Autumn sees a great plethora of amazing vegetables in the shops. Pumpkins are often only associated with Halloween but they are a super versatile vegetable!
At just 13 calories per 100g of flesh, making them great for anyone watching their weight and looking to eat healthier.
· Pumpkin is a squash, so the flesh can be used as a vegetable just like butternut squash.
· The world’s biggest pumpkin weighed in at more than 1,800lb. That’s some vegetable!
· Pumpkins are more than 90% water.
· Pumpkins are rich in vitamin A and potassium and are also high in fibre.
· Pumpkins have been used for a variety of ailments – they were once recommended as a “cure” for freckles and were used as a remedy for snakebites.
Sowing the seeds
· Pumpkin seeds can help men avoid prostate cancer.
· Pumpkin and the seeds can increase blood flow everywhere and boost levels of testosterone due to the zinc they contain.
· Pumpkin seeds are rich in minerals – nearly 20% of the recommended daily intake of zinc and 50% of the daily recommended intake for magnesium and manganese is in a 30g serving. They’re also rich in essential fats and protein.
· Pumpkin seeds can help relieve or prevent minor kidney disorders such as cystitis and water retention.

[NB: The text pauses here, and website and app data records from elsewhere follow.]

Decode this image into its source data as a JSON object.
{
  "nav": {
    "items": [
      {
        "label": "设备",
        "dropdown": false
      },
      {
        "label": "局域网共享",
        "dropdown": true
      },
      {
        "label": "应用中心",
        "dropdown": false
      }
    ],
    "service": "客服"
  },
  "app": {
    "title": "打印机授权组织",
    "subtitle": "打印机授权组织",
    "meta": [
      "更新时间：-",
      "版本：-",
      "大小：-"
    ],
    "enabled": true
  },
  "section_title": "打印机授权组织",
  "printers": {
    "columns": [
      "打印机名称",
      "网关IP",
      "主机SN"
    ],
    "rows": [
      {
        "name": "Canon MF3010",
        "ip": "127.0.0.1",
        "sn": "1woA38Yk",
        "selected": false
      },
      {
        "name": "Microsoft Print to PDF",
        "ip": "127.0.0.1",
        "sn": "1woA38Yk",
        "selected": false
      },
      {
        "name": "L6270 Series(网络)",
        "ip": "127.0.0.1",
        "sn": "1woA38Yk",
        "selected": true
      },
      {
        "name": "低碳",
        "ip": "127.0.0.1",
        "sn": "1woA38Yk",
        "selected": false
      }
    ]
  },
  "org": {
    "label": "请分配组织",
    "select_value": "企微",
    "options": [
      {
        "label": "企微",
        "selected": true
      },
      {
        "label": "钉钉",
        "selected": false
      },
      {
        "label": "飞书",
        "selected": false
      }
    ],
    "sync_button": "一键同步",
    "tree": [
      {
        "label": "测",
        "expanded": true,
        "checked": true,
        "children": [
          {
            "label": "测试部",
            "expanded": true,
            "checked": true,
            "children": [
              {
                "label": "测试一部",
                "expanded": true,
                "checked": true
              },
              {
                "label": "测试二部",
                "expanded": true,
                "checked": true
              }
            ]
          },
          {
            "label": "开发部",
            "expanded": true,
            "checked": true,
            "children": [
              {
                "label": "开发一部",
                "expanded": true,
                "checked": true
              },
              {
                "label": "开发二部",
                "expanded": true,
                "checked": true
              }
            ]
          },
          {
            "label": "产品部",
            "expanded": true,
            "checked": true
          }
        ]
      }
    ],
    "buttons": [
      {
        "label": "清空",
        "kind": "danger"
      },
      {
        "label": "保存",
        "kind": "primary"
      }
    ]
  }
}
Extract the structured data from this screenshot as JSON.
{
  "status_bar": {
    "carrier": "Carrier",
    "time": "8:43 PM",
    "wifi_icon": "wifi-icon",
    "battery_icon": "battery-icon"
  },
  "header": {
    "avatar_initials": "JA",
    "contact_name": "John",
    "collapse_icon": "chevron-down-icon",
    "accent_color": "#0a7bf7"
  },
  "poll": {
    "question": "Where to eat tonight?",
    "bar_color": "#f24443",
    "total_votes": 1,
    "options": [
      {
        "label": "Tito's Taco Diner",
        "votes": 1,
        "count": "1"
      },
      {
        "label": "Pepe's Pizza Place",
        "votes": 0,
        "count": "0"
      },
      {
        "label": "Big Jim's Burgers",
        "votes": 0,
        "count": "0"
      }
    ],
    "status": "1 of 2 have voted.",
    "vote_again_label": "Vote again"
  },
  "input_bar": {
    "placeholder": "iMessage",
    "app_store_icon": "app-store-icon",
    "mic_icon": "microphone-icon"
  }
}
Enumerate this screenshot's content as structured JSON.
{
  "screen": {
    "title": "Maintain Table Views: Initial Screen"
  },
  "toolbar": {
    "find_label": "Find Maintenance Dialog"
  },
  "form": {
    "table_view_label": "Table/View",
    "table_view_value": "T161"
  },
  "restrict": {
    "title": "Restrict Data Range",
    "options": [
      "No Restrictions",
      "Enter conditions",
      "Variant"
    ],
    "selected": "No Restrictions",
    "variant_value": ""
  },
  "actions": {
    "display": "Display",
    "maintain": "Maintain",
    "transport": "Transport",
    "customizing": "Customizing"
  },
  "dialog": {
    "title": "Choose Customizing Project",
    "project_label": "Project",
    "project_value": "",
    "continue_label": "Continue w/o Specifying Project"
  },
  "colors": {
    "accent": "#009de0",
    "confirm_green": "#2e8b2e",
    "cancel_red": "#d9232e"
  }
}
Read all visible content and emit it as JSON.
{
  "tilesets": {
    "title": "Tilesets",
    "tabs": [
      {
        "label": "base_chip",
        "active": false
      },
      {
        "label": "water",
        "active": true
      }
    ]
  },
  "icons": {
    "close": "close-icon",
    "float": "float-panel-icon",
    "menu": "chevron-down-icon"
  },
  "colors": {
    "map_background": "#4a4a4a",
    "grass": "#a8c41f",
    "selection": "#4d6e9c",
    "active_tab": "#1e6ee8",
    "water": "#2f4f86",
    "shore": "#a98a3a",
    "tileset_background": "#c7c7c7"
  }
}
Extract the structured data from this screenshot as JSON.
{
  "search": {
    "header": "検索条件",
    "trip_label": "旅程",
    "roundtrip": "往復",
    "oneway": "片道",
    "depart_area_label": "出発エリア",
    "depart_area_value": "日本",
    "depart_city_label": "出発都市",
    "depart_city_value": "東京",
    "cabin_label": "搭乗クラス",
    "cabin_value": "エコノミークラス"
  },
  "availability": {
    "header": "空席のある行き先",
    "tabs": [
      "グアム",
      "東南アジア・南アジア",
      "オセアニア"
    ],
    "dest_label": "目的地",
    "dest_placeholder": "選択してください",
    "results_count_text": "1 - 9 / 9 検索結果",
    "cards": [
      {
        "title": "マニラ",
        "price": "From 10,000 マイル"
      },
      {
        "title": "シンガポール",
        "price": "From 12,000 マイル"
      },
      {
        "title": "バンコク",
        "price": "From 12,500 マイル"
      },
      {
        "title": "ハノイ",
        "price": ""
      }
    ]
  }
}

· As well as containing some B vitamins they also have good amounts of vitamin K*, needed for bone health and blood clotting – good for people at risk from osteoporosis and menopausal women. *If you are taking blood thinning medication it is advisable to check with your GP before eating on a regular basis
· Pumpkin seeds are 45% fat, but this is from both the omega 3 and 6 essential fats needed for hormone balance, brain function, helping to lower cholesterol and skin health.
· 1 tablespoon of seeds has 90 calories, so use them sparingly.
Smashing pumpkin ideas
· Small pumpkins are the tastiest. Cut them in half, scrape out the seeds and roast.
· Cut the flesh of larger pumpkins into chunks and roast with chunks of red pepper for a colourful vegetable side dish.
· Uncooked chopped pumpkin freezes well and is great for thickening soups and stews.
· Pumpkin seeds can be eaten as a snack or added to muesli, salads or nut and seed roasts. About 20g-30g is a good recommended daily dose (1 tablespoon is approx 16g).
· Try this as an occasional savoury treat and a healthier alternative to salted peanuts. Place pumpkin seeds on a large baking tray and drizzle with soy sauce. Roast in a hot oven for a few minutes. They harden slightly and become slightly nutty in texture and taste and the soy sauce adds that delicious salty flavour. Just don’t eat them all at once!